When you are in the midst of a divorce, your conduct is under a metaphorical microscope. Any behavior that seems inappropriate or counter to what you have said during the proceedings could hurt your prospects of obtaining reasonable arrangements when it comes to parenting time, child support, spousal support, property division, etc.

Electronic forms of communication, such as social media, email and texting, are ubiquitous in today’s world. However, they can be extremely damaging to your divorce case. It is best to stop using them entirely until divorce finalization. Read on to find out why.

Creating an electronic paper trail

Once you send a message out into the ether of the internet, you can no longer control what happens to it or who sees it. Even if you send something that is supposed to remain private, you cannot count on it remaining so. Furthermore, every message that you send, including texts, emails and social media posts, contains identifying information that can trace it back to you. In other words, the private venting that you do about your future ex-spouse, details of an extramarital affair, etc., may come back to haunt you in divorce court.

Tagging

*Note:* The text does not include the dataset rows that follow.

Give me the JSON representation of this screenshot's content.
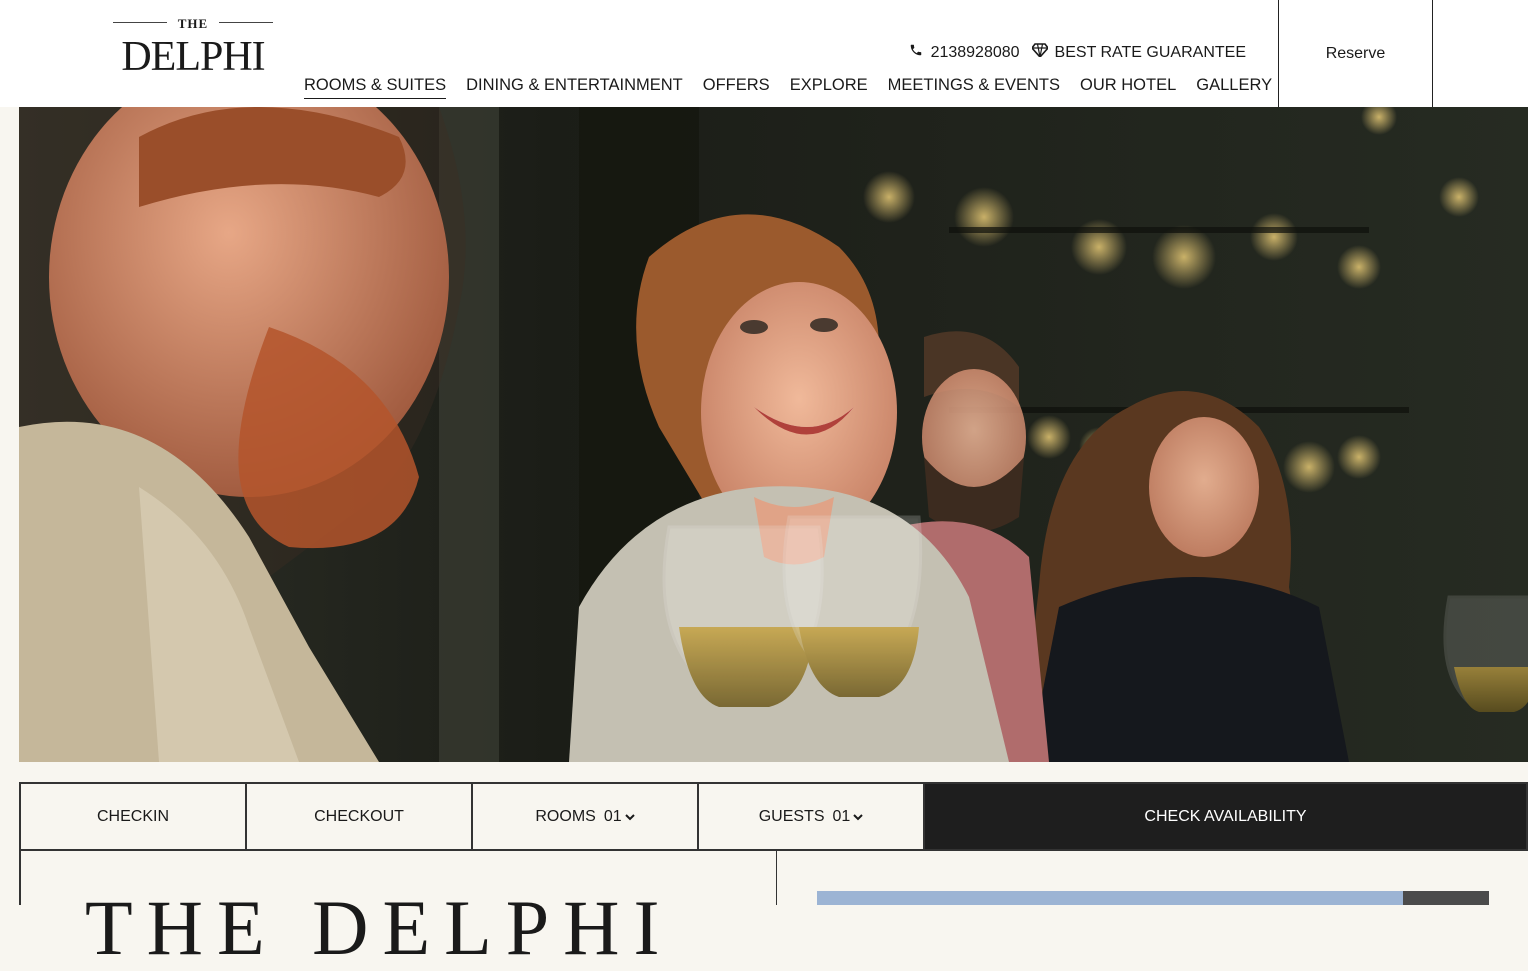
{
  "header": {
    "logo": {
      "small": "THE",
      "main": "DELPHI"
    },
    "phone": "2138928080",
    "rate_guarantee": "BEST RATE GUARANTEE",
    "reserve_label": "Reserve",
    "icons": {
      "phone": "phone-icon",
      "diamond": "diamond-icon"
    }
  },
  "nav": {
    "items": [
      {
        "label": "ROOMS & SUITES",
        "active": true
      },
      {
        "label": "DINING & ENTERTAINMENT",
        "active": false
      },
      {
        "label": "OFFERS",
        "active": false
      },
      {
        "label": "EXPLORE",
        "active": false
      },
      {
        "label": "MEETINGS & EVENTS",
        "active": false
      },
      {
        "label": "OUR HOTEL",
        "active": false
      },
      {
        "label": "GALLERY",
        "active": false
      }
    ]
  },
  "booking": {
    "checkin_label": "CHECKIN",
    "checkout_label": "CHECKOUT",
    "rooms_label": "ROOMS",
    "rooms_value": "01",
    "guests_label": "GUESTS",
    "guests_value": "01",
    "cta_label": "CHECK AVAILABILITY"
  },
  "content": {
    "title": "THE DELPHI"
  },
  "colors": {
    "cta_background": "#1e1e1e",
    "page_background": "#f8f6f0"
  }
}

Even if you can resist the temptation to stop using social media during your divorce, you cannot stop other people from tagging you in photographs. That means that your ex and his/her attorney can see what you have been up to. Whether it involves drinking when you are with the kids or taking a vacation when you are short on child support, your ex’s attorney can use the tags to find out and use the information against you.

Protecting yourself

Though it may seem extreme, the best thing to do is to delete all your social media accounts for the duration of the divorce proceedings. That way, you will not fall victim to the temptation to post something you may regret later, and other people will not be able to tag you in photographs that seem to compromise your position. If you wish to make a thorough job of it, you may take the additional step of removing any nonessential email or texting capabilities from your phone.